> **Task description**
Each line below containing the word "digit" needs to be shown.

[Opening Dataset extract section]

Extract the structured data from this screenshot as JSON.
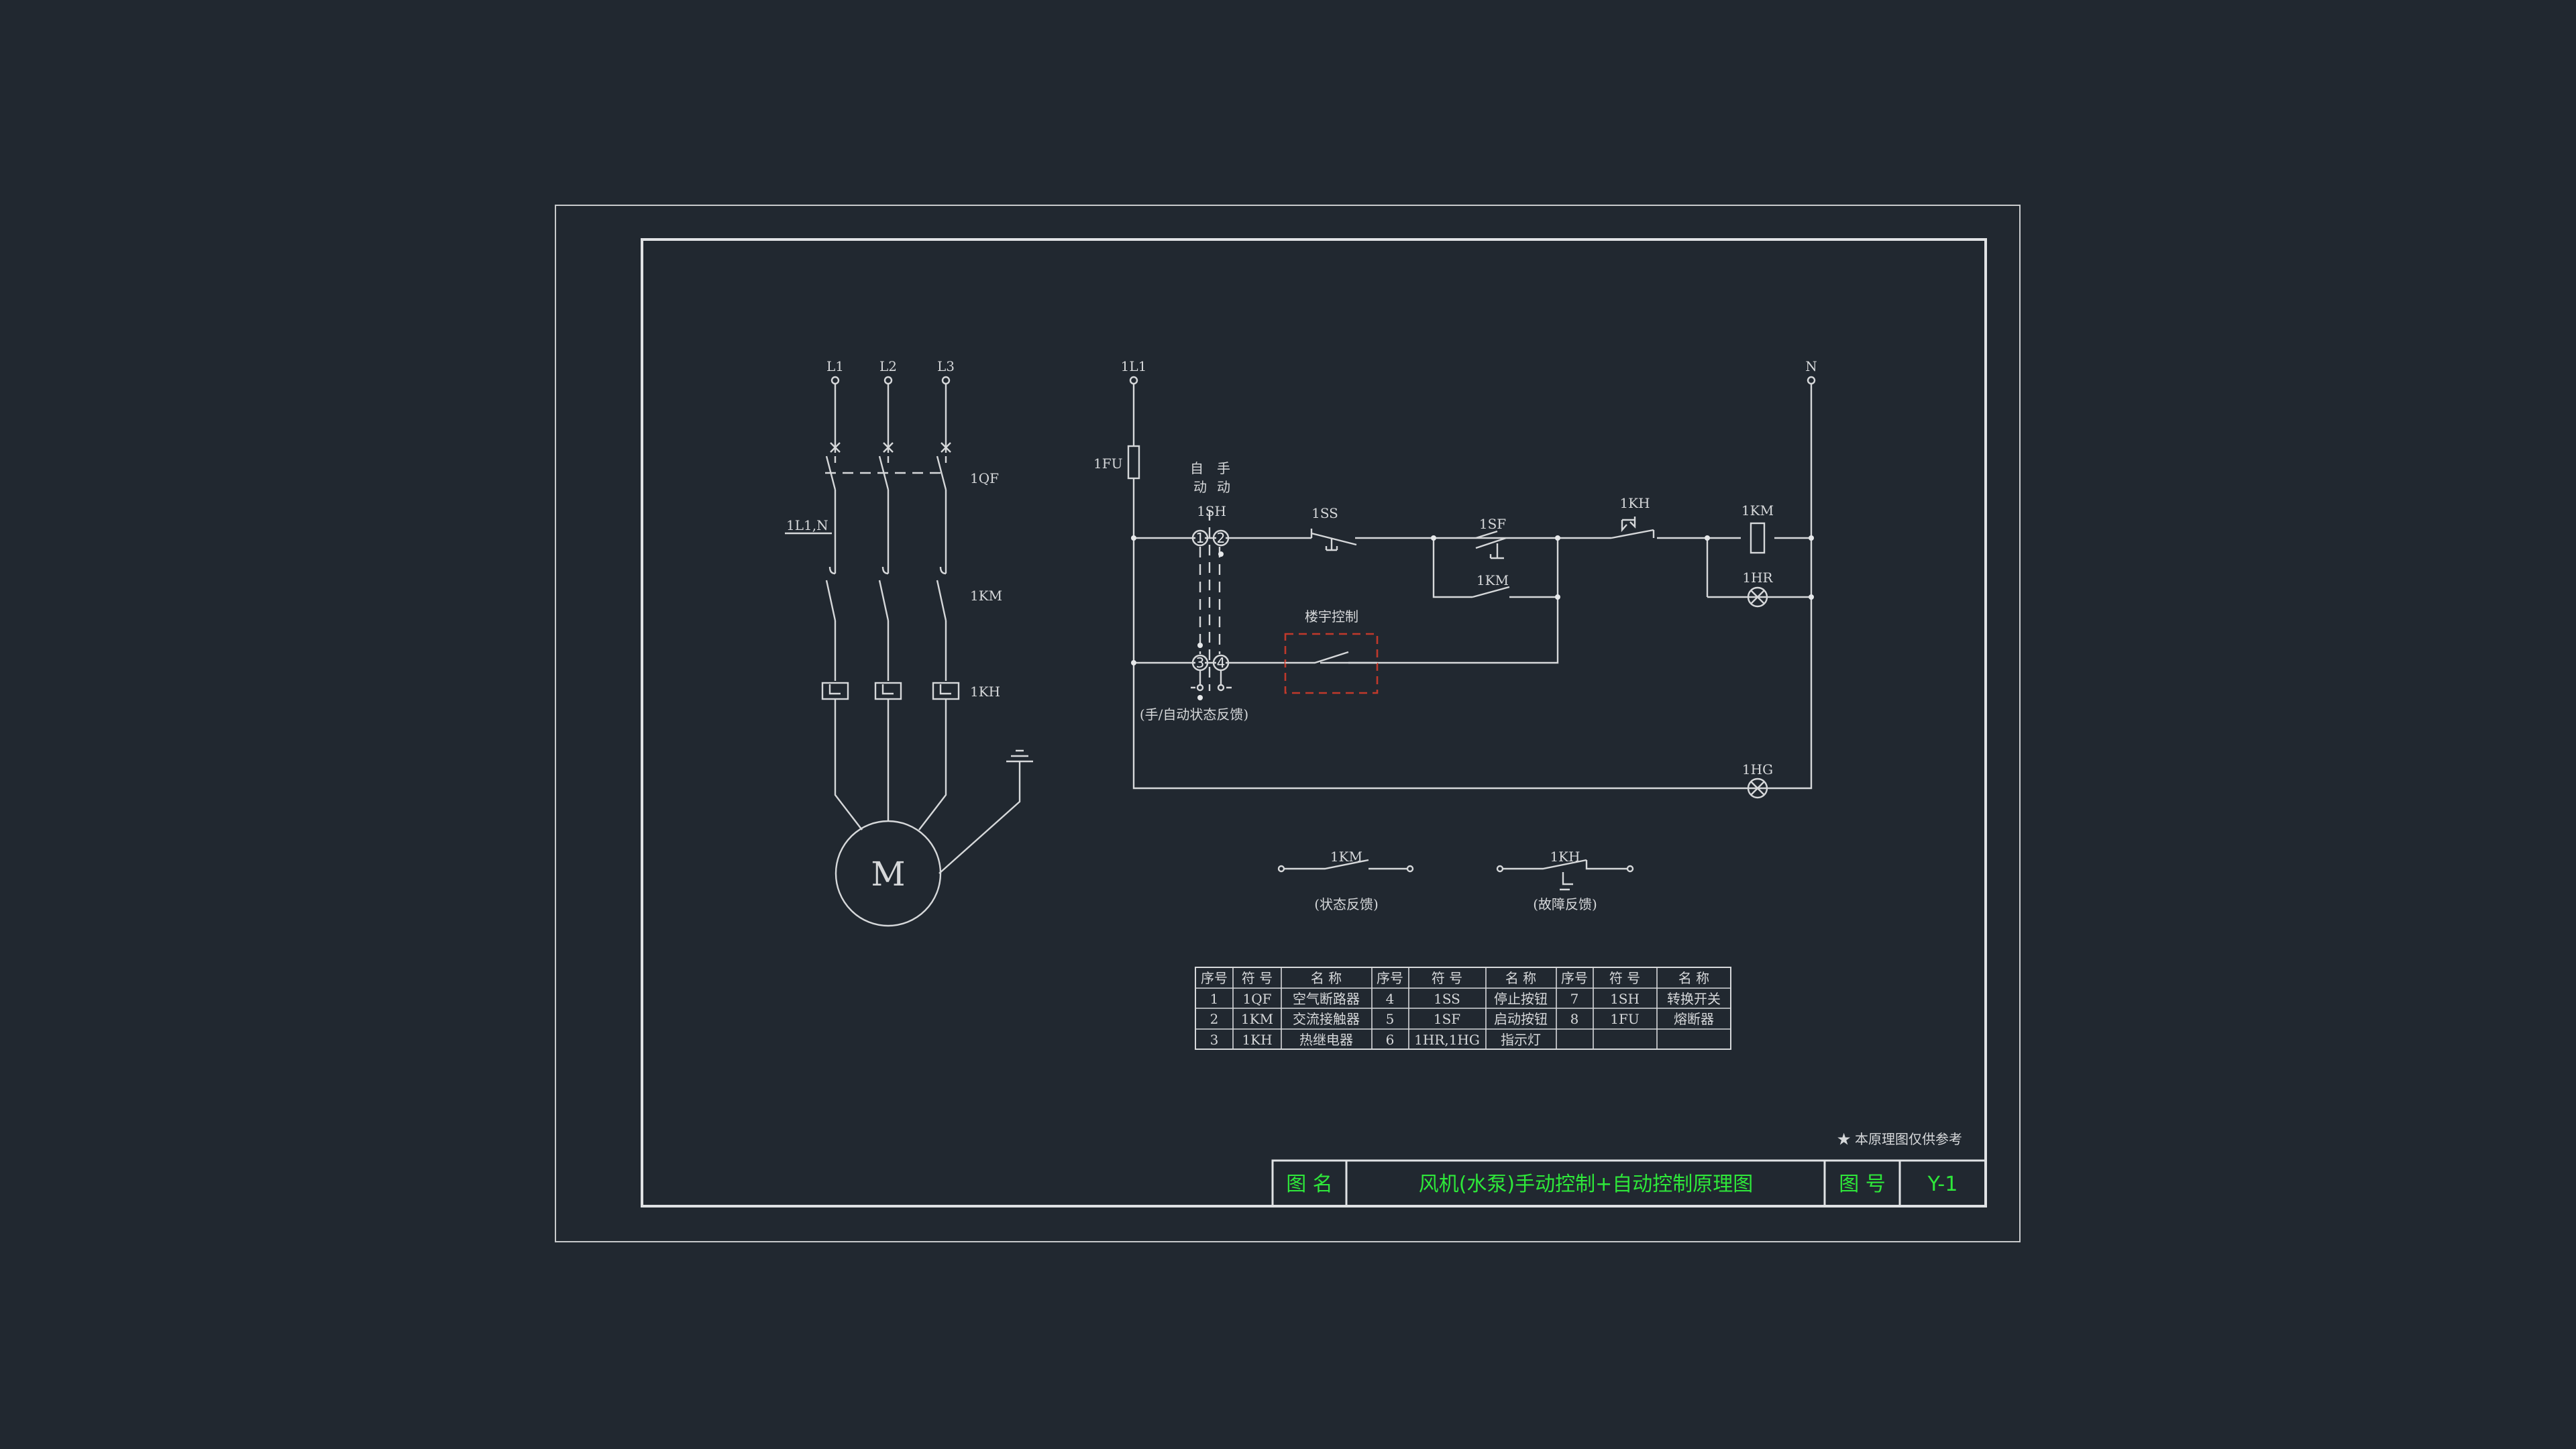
{
  "colors": {
    "background": "#212830",
    "line": "#d6d8da",
    "title_text": "#2ee83a",
    "red_box": "#c0392b"
  },
  "power": {
    "phases": [
      "L1",
      "L2",
      "L3"
    ],
    "qf": "1QF",
    "qf_note": "1L1,N",
    "km": "1KM",
    "kh": "1KH",
    "motor": "M"
  },
  "control": {
    "top_left": "1L1",
    "top_right": "N",
    "fuse": "1FU",
    "sw_auto": "自",
    "sw_manual": "手",
    "sw_auto2": "动",
    "sw_manual2": "动",
    "sh": "1SH",
    "ss": "1SS",
    "sf": "1SF",
    "kh": "1KH",
    "km_coil": "1KM",
    "km_aux": "1KM",
    "hr": "1HR",
    "hg": "1HG",
    "bldg": "楼宇控制",
    "terms": [
      "1",
      "2",
      "3",
      "4"
    ],
    "feedback_note": "(手/自动状态反馈)"
  },
  "feedback": {
    "km": "1KM",
    "km_note": "(状态反馈)",
    "kh": "1KH",
    "kh_note": "(故障反馈)"
  },
  "table": {
    "header": [
      "序号",
      "符 号",
      "名  称",
      "序号",
      "符  号",
      "名  称",
      "序号",
      "符 号",
      "名  称"
    ],
    "rows": [
      [
        "1",
        "1QF",
        "空气断路器",
        "4",
        "1SS",
        "停止按钮",
        "7",
        "1SH",
        "转换开关"
      ],
      [
        "2",
        "1KM",
        "交流接触器",
        "5",
        "1SF",
        "启动按钮",
        "8",
        "1FU",
        "熔断器"
      ],
      [
        "3",
        "1KH",
        "热继电器",
        "6",
        "1HR,1HG",
        "指示灯",
        "",
        "",
        ""
      ]
    ]
  },
  "note": "★ 本原理图仅供参考",
  "title_block": {
    "name_label": "图  名",
    "name": "风机(水泵)手动控制+自动控制原理图",
    "no_label": "图  号",
    "no": "Y-1"
  }
}
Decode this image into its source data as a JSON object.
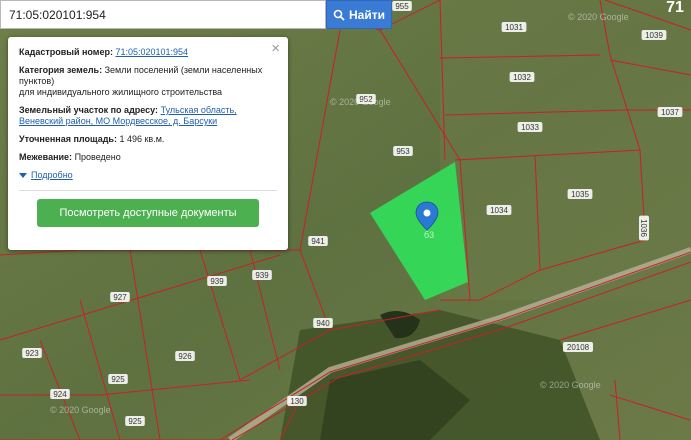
{
  "search": {
    "value": "71:05:020101:954",
    "button_label": "Найти"
  },
  "popup": {
    "cadastral_label": "Кадастровый номер:",
    "cadastral_value": "71:05:020101:954",
    "category_label": "Категория земель:",
    "category_value": "Земли поселений (земли населенных пунктов)",
    "category_use": "для индивидуального жилищного строительства",
    "address_label": "Земельный участок по адресу:",
    "address_value": "Тульская область, Веневский район, МО Мордвесское, д. Барсуки",
    "area_label": "Уточненная площадь:",
    "area_value": "1 496 кв.м.",
    "survey_label": "Межевание:",
    "survey_value": "Проведено",
    "more_link": "Подробно",
    "docs_button": "Посмотреть доступные документы"
  },
  "map": {
    "parcel_labels": [
      "955",
      "1031",
      "1039",
      "1032",
      "1037",
      "952",
      "1033",
      "953",
      "1035",
      "1034",
      "1036",
      "941",
      "939",
      "939",
      "927",
      "940",
      "926",
      "923",
      "925",
      "924",
      "925",
      "130",
      "20108",
      "71"
    ],
    "watermarks": [
      "2020 Google",
      "2020 Google",
      "2020 Google",
      "2020 Google"
    ],
    "colors": {
      "selected_parcel": "#31e05a",
      "boundary": "#c8202a",
      "marker": "#2a7ad4"
    }
  }
}
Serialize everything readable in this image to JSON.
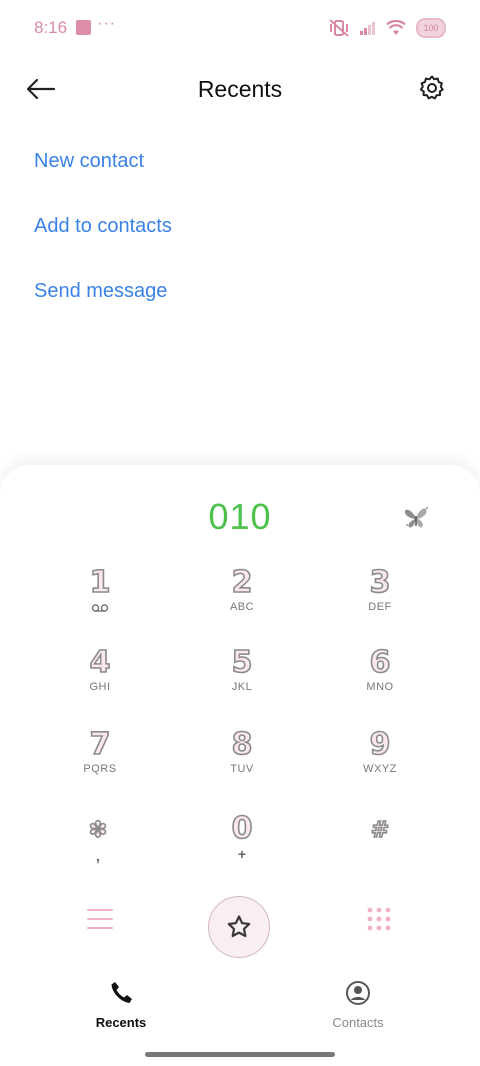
{
  "status_bar": {
    "time": "8:16",
    "dots": "···",
    "battery": "100",
    "accent": "#d98aa0"
  },
  "header": {
    "title": "Recents",
    "back_icon": "arrow-left-icon",
    "settings_icon": "gear-icon"
  },
  "actions": {
    "new_contact": "New contact",
    "add_to_contacts": "Add to contacts",
    "send_message": "Send message",
    "link_color": "#3b82e6"
  },
  "dialer": {
    "entered_number": "010",
    "number_color": "#4cc14c",
    "keys": [
      {
        "digit": "1",
        "sub": ""
      },
      {
        "digit": "2",
        "sub": "ABC"
      },
      {
        "digit": "3",
        "sub": "DEF"
      },
      {
        "digit": "4",
        "sub": "GHI"
      },
      {
        "digit": "5",
        "sub": "JKL"
      },
      {
        "digit": "6",
        "sub": "MNO"
      },
      {
        "digit": "7",
        "sub": "PQRS"
      },
      {
        "digit": "8",
        "sub": "TUV"
      },
      {
        "digit": "9",
        "sub": "WXYZ"
      },
      {
        "digit": "✽",
        "sub": ","
      },
      {
        "digit": "0",
        "sub": "+"
      },
      {
        "digit": "#",
        "sub": ""
      }
    ]
  },
  "bottom_nav": {
    "recents": "Recents",
    "contacts": "Contacts"
  }
}
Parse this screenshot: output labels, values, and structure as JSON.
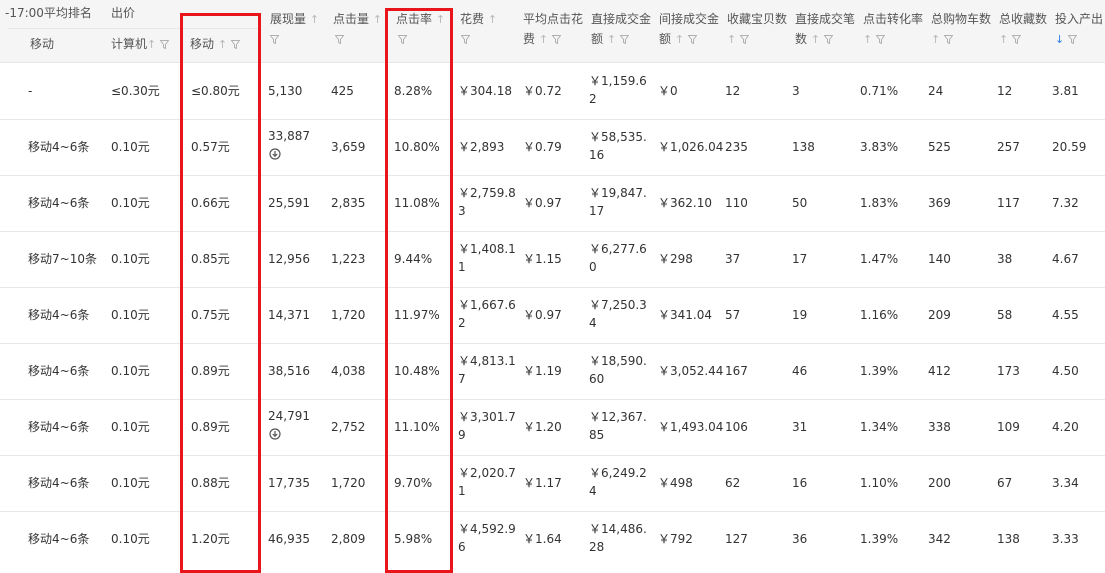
{
  "header": {
    "rank_col_top": "-17:00平均排名",
    "rank_col_sub": "移动",
    "bid_col_top": "出价",
    "bid_pc": "计算机",
    "bid_mobile": "移动",
    "impressions": "展现量",
    "clicks": "点击量",
    "ctr": "点击率",
    "cost": "花费",
    "avg_cpc_1": "平均点击花",
    "avg_cpc_2": "费",
    "direct_gmv_1": "直接成交金",
    "direct_gmv_2": "额",
    "indirect_gmv_1": "间接成交金",
    "indirect_gmv_2": "额",
    "fav_items": "收藏宝贝数",
    "direct_orders_1": "直接成交笔",
    "direct_orders_2": "数",
    "conv_rate": "点击转化率",
    "cart": "总购物车数",
    "fav_total": "总收藏数",
    "roi": "投入产出"
  },
  "icons": {
    "sort": "sort-up-arrow-icon",
    "filter": "filter-funnel-icon",
    "sort_active": "sort-down-arrow-active-icon",
    "download": "download-circle-icon"
  },
  "colors": {
    "highlight_box": "#e8161b",
    "sort_active": "#2f80ed"
  },
  "rows": [
    {
      "rank": "-",
      "pc_bid": "≤0.30元",
      "mobile_bid": "≤0.80元",
      "impressions": "5,130",
      "clicks": "425",
      "ctr": "8.28%",
      "cost": "￥304.18",
      "cpc": "￥0.72",
      "direct_gmv": "￥1,159.62",
      "indirect_gmv": "￥0",
      "fav_items": "12",
      "direct_orders": "3",
      "conv_rate": "0.71%",
      "cart": "24",
      "fav_total": "12",
      "roi": "3.81"
    },
    {
      "rank": "移动4~6条",
      "pc_bid": "0.10元",
      "mobile_bid": "0.57元",
      "impressions": "33,887",
      "clicks": "3,659",
      "ctr": "10.80%",
      "cost": "￥2,893",
      "cpc": "￥0.79",
      "direct_gmv": "￥58,535.16",
      "indirect_gmv": "￥1,026.04",
      "fav_items": "235",
      "direct_orders": "138",
      "conv_rate": "3.83%",
      "cart": "525",
      "fav_total": "257",
      "roi": "20.59"
    },
    {
      "rank": "移动4~6条",
      "pc_bid": "0.10元",
      "mobile_bid": "0.66元",
      "impressions": "25,591",
      "clicks": "2,835",
      "ctr": "11.08%",
      "cost": "￥2,759.83",
      "cpc": "￥0.97",
      "direct_gmv": "￥19,847.17",
      "indirect_gmv": "￥362.10",
      "fav_items": "110",
      "direct_orders": "50",
      "conv_rate": "1.83%",
      "cart": "369",
      "fav_total": "117",
      "roi": "7.32"
    },
    {
      "rank": "移动7~10条",
      "pc_bid": "0.10元",
      "mobile_bid": "0.85元",
      "impressions": "12,956",
      "clicks": "1,223",
      "ctr": "9.44%",
      "cost": "￥1,408.11",
      "cpc": "￥1.15",
      "direct_gmv": "￥6,277.60",
      "indirect_gmv": "￥298",
      "fav_items": "37",
      "direct_orders": "17",
      "conv_rate": "1.47%",
      "cart": "140",
      "fav_total": "38",
      "roi": "4.67"
    },
    {
      "rank": "移动4~6条",
      "pc_bid": "0.10元",
      "mobile_bid": "0.75元",
      "impressions": "14,371",
      "clicks": "1,720",
      "ctr": "11.97%",
      "cost": "￥1,667.62",
      "cpc": "￥0.97",
      "direct_gmv": "￥7,250.34",
      "indirect_gmv": "￥341.04",
      "fav_items": "57",
      "direct_orders": "19",
      "conv_rate": "1.16%",
      "cart": "209",
      "fav_total": "58",
      "roi": "4.55"
    },
    {
      "rank": "移动4~6条",
      "pc_bid": "0.10元",
      "mobile_bid": "0.89元",
      "impressions": "38,516",
      "clicks": "4,038",
      "ctr": "10.48%",
      "cost": "￥4,813.17",
      "cpc": "￥1.19",
      "direct_gmv": "￥18,590.60",
      "indirect_gmv": "￥3,052.44",
      "fav_items": "167",
      "direct_orders": "46",
      "conv_rate": "1.39%",
      "cart": "412",
      "fav_total": "173",
      "roi": "4.50"
    },
    {
      "rank": "移动4~6条",
      "pc_bid": "0.10元",
      "mobile_bid": "0.89元",
      "impressions": "24,791",
      "clicks": "2,752",
      "ctr": "11.10%",
      "cost": "￥3,301.79",
      "cpc": "￥1.20",
      "direct_gmv": "￥12,367.85",
      "indirect_gmv": "￥1,493.04",
      "fav_items": "106",
      "direct_orders": "31",
      "conv_rate": "1.34%",
      "cart": "338",
      "fav_total": "109",
      "roi": "4.20"
    },
    {
      "rank": "移动4~6条",
      "pc_bid": "0.10元",
      "mobile_bid": "0.88元",
      "impressions": "17,735",
      "clicks": "1,720",
      "ctr": "9.70%",
      "cost": "￥2,020.71",
      "cpc": "￥1.17",
      "direct_gmv": "￥6,249.24",
      "indirect_gmv": "￥498",
      "fav_items": "62",
      "direct_orders": "16",
      "conv_rate": "1.10%",
      "cart": "200",
      "fav_total": "67",
      "roi": "3.34"
    },
    {
      "rank": "移动4~6条",
      "pc_bid": "0.10元",
      "mobile_bid": "1.20元",
      "impressions": "46,935",
      "clicks": "2,809",
      "ctr": "5.98%",
      "cost": "￥4,592.96",
      "cpc": "￥1.64",
      "direct_gmv": "￥14,486.28",
      "indirect_gmv": "￥792",
      "fav_items": "127",
      "direct_orders": "36",
      "conv_rate": "1.39%",
      "cart": "342",
      "fav_total": "138",
      "roi": "3.33"
    }
  ]
}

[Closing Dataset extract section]

> **Response below**
        "digit": "1",
        "digit": "2",
        "digit": "3",
        "digit": "4",
        "digit": "5",
        "digit": "6",
        "digit": "7",
        "digit": "8",
        "digit": "9",
        "digit": "✽",
        "digit": "0",
        "digit": "#",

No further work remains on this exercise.